Some very famous actresses, including Gwyneth Paltrow and Angelina Joli have come forward and accused Weinstein of sexual harassment (which he hasn’t denied, he’s only denied accusations of rape), and it seems that he’s been a prolific offender over the last three decades: The New York Times reported last week that the media mogul was a serial sex pest who had, before recent allegations came to light, reached at least eight legal settlements with women over the past three decades.
Rebecca Traister noted in the New York magazine that she witnessed Weinstein’s abusive behaviour first-hand in 2000, when she got into a row with him, and he proceeded to punch her boyfriend when he intervened, and yet, despite dozens of camera shots, the event never made the news, showing his enormous influence to shut down bad news at that time.
Writing in The Times, Hugo Rifkind, suggested that the eruption of the Harvey Weinstein scanadal is a symptom of a changing world and evolving attitudes.
However, maybe a more realistic interpretation of events comes from Lee Smith, writing in the Weekly Standard – he argues that this has nothing to do with ‘raised consciousness’. The reason this story has come out now is because Weinstein’s power is on the wane. Both his political support (he was a major democratic fundraiser) and the media model that protected him previously is collapsing: there was a time when his company, Miramax, used to buy the movie rights to every big story published in New York’s magazines.
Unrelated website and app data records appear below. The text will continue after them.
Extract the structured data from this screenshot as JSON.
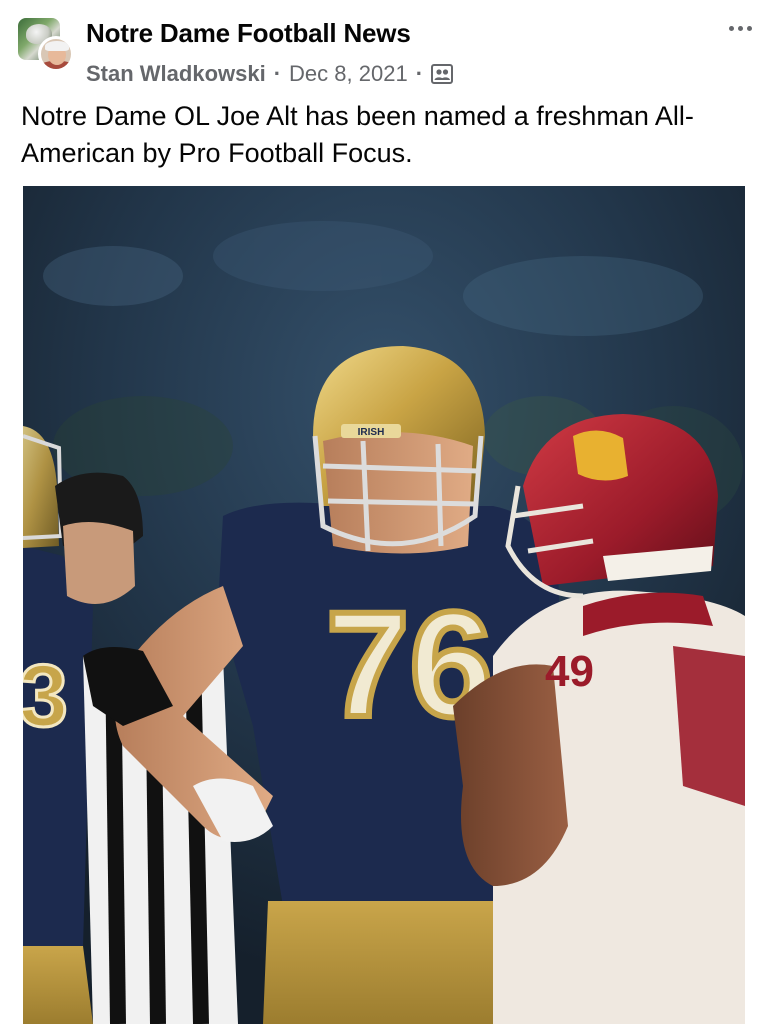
{
  "post": {
    "group_name": "Notre Dame Football News",
    "author": "Stan Wladkowski",
    "separator": "·",
    "date": "Dec 8, 2021",
    "audience_icon": "group-members-icon",
    "more_icon": "more-options-icon",
    "text": "Notre Dame OL Joe Alt has been named a freshman All-American by Pro Football Focus."
  },
  "photo": {
    "jersey_main": "76",
    "jersey_left": "3",
    "jersey_opponent": "49",
    "helmet_label": "IRISH"
  },
  "colors": {
    "text_primary": "#050505",
    "text_secondary": "#65676b",
    "navy": "#1c2a4e",
    "gold": "#c7a54a",
    "cardinal": "#9b1b2a"
  }
}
But the collapse of print advertising means few magazines can now pay for the kind of journalism that translates into screenplays, so they have no reason to keep him onside.